India's election commissioner today banned the counting of votes in the district where Prime Minister Charan Singh is a candidate as a result of reports that large numbers of untouchables were kept from voting.

The election commissioner, A. L. Shakdher, ordered a new vote in one polling place in the village of Katha, about 25 miles east of here, where newspaper photographs showed underage boys being allowed to vote while untouchables were kept from the polling booth.

Charan Singh, 77-year-old caretaker prime minister, is a member of the Jat castle of small landowning farmers, and his campaign has been based on giving more power to them at the expense of the untouchables -- India's lowest caste.

His major opponent for votes that will not go to the front-running candidate, Indira Gandhi, 62, comes from the Janata Party of Jagjivan Ram, 71, who is the leader of India's 100 million untouchables.

Ram, who has never identified himself with untouchable issues, and Gandhi, who in the past has won wide support from untouchables, are vying for the votes of India's lowest caste.

The counting of the ballots in the district of Baghpat, where Singh is running from, will not be done until a new vote is held in the polling place in Katha where the irregularities were reported.

Only a portion of India's 362 million eligible voters cast ballots Thursday.The rest go to the polls Sunday; the counting of all ballots starts then, with the first results scheduled to be released that night.

This election, more than any of India's previous six general elections, has been marked by blatant appeals along caste and religious lines.

Singh's Lok Dal Party, a breakaway from the Janata, gets its main support from small landowning farmers who have gained some economic power but still lack political clout.

The untouchables, through affirmative action programs started under British rule, have managed to get a measure of political influence through positions reserved for them in universities, the Civil Service and Parliament. But economic power largely has escaped them.

This fight for power -- political on the part of the small farmers and economic on the part of the untouchables -- has led to increased violence between castes during the past two years.

In some villages, untouchables have been thrown off their land.
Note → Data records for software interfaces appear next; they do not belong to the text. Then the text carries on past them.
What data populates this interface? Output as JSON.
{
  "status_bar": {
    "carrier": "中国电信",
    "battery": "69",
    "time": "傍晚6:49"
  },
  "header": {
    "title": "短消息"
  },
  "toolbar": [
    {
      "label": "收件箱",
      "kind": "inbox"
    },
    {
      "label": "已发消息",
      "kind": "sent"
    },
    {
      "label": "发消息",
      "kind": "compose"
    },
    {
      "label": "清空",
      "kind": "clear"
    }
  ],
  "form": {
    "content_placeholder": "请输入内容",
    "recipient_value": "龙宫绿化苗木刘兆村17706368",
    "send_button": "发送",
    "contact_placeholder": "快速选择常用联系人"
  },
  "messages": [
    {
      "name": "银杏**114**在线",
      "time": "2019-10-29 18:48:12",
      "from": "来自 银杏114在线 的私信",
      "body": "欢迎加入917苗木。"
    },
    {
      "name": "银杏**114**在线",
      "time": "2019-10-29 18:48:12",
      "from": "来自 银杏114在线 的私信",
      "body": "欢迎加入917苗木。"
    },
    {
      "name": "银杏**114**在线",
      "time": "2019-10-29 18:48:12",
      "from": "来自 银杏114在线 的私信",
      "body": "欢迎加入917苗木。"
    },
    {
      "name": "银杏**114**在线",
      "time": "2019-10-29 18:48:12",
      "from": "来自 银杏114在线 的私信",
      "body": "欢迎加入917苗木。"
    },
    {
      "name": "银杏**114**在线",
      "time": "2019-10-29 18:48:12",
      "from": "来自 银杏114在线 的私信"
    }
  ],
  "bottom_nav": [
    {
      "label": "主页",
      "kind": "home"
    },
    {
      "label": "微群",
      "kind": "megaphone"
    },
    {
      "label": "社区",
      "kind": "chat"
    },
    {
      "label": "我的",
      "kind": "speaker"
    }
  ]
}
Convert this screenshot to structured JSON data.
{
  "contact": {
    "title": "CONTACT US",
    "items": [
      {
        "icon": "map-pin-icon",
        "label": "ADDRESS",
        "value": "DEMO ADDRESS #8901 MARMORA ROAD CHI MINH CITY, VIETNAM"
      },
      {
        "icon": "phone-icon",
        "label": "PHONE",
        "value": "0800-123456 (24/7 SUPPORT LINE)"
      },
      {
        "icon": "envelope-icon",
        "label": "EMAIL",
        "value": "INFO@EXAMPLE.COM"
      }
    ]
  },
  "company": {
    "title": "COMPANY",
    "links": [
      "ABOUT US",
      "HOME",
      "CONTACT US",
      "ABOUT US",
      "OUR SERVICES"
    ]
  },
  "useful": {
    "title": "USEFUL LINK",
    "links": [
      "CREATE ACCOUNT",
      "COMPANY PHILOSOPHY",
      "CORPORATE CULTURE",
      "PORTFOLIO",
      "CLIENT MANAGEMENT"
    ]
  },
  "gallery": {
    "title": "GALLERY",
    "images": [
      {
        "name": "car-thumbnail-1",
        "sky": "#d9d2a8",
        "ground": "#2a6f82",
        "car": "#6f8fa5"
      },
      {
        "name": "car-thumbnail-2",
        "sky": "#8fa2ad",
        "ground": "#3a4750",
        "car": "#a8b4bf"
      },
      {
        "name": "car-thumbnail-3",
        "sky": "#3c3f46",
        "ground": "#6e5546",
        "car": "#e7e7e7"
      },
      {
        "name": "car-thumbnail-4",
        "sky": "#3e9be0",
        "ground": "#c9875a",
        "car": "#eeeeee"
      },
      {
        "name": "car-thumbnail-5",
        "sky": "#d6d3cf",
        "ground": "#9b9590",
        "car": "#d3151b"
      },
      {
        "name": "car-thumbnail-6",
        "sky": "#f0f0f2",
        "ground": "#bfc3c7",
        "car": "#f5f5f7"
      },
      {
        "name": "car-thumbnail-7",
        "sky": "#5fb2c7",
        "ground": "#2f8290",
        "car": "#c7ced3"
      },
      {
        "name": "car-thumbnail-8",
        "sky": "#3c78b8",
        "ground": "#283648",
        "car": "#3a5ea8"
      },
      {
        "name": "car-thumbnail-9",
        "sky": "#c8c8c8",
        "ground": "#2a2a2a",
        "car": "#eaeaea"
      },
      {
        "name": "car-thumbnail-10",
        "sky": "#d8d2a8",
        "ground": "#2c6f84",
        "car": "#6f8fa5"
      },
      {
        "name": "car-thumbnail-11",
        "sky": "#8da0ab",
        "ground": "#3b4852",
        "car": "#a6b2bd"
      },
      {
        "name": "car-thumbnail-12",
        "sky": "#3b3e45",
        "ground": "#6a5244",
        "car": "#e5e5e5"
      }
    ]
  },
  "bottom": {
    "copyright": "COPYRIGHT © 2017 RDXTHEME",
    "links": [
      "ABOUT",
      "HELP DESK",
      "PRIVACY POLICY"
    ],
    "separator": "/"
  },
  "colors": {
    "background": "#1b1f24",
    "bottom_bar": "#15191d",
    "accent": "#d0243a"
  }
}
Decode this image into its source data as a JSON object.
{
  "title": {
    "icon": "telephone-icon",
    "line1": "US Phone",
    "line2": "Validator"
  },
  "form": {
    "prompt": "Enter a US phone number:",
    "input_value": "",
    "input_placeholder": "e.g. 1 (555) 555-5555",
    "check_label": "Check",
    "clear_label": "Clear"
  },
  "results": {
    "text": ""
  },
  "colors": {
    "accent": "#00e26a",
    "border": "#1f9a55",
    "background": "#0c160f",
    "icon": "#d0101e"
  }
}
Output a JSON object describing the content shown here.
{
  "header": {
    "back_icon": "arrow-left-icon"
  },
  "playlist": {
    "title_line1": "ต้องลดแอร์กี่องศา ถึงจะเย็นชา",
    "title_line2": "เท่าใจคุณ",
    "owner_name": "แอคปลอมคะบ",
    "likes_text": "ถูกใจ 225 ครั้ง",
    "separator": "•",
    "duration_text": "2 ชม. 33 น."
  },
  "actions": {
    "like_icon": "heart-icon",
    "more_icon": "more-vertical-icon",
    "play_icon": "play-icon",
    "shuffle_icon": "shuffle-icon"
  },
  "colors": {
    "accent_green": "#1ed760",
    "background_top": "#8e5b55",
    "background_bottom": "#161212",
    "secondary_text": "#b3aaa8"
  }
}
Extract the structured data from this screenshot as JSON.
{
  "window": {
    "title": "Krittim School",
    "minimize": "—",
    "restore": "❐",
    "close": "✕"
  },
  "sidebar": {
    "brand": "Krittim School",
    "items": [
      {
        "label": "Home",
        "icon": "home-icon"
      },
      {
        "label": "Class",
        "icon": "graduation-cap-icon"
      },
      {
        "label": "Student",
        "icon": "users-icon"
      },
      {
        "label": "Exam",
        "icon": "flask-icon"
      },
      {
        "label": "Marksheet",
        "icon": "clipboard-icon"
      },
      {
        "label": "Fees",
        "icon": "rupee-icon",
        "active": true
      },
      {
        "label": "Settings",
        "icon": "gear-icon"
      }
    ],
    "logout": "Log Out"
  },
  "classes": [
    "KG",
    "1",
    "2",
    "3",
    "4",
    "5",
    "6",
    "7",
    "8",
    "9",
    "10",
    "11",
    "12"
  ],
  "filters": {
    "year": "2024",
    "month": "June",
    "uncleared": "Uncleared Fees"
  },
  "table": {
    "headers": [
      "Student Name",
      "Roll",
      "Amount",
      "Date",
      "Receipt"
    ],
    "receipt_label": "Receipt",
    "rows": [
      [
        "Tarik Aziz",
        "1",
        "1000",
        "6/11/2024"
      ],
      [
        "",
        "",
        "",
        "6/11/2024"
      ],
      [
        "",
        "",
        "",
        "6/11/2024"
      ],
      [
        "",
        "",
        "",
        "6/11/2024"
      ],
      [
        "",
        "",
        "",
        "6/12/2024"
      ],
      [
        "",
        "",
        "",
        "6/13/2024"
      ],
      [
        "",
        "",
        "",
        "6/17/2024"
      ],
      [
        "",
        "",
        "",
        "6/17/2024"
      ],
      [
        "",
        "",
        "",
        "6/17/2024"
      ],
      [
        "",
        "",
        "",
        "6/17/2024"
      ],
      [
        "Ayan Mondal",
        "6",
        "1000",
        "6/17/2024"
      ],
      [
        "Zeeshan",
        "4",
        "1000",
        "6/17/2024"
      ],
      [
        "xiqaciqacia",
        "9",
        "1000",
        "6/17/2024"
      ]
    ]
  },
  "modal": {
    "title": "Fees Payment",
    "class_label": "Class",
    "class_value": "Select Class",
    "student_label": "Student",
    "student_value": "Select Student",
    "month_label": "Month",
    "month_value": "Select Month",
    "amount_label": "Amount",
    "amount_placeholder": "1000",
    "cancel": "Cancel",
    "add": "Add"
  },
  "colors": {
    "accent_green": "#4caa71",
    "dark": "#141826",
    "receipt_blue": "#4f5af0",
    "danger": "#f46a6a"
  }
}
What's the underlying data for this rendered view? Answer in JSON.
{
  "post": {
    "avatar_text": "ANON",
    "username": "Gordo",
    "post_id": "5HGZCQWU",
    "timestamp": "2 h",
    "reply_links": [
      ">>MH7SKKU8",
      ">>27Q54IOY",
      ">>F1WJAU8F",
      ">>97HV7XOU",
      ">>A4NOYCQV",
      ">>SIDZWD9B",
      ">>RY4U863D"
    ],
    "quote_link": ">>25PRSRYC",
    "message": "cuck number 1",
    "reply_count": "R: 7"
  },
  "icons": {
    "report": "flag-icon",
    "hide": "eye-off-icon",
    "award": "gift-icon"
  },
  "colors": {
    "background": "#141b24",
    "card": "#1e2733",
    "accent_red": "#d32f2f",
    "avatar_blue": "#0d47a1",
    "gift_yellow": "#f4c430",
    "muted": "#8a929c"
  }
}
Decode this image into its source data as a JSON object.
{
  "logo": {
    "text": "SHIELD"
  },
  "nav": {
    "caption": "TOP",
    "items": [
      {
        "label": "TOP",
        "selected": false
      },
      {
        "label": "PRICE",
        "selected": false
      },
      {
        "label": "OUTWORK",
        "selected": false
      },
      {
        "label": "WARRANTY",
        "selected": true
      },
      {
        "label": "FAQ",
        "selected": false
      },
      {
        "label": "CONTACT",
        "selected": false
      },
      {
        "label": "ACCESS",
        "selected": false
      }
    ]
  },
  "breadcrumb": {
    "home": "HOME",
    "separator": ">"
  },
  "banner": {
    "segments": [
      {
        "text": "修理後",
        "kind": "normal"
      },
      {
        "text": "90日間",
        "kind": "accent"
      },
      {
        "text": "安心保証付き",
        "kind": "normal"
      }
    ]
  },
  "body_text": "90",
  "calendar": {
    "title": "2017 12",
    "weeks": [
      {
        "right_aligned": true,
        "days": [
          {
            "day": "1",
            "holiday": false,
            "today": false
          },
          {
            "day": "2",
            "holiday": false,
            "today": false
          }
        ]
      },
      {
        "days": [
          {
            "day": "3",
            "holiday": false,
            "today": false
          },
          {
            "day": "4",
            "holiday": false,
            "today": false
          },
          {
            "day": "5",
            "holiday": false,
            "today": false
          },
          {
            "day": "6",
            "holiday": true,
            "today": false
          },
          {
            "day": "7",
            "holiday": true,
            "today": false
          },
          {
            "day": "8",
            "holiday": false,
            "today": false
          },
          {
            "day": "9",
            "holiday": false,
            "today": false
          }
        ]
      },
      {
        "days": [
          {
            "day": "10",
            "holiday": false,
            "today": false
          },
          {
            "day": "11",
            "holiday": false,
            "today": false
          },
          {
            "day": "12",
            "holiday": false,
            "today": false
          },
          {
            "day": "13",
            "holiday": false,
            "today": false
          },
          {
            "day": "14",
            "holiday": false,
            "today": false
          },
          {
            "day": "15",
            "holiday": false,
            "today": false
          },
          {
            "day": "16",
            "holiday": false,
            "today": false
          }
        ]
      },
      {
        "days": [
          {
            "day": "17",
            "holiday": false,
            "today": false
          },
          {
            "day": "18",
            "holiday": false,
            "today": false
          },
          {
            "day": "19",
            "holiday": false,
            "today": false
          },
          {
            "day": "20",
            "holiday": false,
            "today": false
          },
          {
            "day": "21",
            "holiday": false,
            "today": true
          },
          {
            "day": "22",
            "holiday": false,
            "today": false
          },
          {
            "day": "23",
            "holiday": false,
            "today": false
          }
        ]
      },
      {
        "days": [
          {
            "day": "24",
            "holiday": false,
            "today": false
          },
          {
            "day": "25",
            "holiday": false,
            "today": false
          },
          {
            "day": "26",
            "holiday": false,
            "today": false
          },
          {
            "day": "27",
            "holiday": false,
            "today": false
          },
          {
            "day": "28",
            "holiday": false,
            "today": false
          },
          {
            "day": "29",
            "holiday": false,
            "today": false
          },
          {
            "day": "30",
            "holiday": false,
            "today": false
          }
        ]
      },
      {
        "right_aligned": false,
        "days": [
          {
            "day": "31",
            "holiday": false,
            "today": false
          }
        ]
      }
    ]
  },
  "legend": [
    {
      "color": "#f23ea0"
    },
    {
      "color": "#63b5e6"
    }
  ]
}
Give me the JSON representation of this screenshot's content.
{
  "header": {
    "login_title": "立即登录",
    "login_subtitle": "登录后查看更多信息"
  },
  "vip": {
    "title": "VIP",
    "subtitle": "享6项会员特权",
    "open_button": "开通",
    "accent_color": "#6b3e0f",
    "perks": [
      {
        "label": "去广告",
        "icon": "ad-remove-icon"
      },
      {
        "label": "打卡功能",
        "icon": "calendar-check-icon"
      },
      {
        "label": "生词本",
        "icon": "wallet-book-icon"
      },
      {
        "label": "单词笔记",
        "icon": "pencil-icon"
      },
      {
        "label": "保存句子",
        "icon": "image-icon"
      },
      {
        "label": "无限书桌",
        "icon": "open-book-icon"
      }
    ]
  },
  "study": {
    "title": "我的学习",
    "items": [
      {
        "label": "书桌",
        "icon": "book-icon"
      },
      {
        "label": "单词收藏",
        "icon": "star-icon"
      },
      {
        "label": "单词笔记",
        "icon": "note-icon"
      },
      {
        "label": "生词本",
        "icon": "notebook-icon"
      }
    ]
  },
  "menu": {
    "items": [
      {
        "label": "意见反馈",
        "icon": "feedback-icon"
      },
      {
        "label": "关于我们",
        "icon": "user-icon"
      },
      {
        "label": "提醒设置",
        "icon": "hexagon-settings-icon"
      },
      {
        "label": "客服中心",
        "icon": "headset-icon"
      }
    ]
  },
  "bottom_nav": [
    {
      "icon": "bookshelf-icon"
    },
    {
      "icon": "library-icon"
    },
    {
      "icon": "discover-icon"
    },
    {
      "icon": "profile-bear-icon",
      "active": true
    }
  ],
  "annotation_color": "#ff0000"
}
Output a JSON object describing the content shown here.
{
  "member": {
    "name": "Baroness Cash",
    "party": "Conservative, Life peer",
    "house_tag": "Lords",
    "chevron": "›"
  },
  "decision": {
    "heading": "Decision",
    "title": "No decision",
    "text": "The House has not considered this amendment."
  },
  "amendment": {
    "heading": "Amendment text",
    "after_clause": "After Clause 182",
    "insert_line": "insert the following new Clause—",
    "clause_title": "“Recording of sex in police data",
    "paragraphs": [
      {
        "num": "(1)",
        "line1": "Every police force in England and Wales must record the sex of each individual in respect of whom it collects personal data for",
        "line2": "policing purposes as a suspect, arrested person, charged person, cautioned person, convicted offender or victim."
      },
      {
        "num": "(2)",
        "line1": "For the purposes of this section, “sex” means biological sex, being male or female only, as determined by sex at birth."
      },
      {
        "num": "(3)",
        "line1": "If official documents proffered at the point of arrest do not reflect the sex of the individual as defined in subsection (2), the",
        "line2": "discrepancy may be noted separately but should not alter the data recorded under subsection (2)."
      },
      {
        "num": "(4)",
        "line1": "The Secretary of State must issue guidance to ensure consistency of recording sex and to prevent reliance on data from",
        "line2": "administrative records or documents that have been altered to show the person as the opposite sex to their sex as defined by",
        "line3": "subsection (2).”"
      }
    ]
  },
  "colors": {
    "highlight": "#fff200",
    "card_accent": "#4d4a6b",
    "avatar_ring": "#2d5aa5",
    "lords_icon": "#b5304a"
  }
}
Officials in states such as Tamil Nadu, in south India, report an increase of crimes against untouchables from 18 in 1976 to 130 in 1978.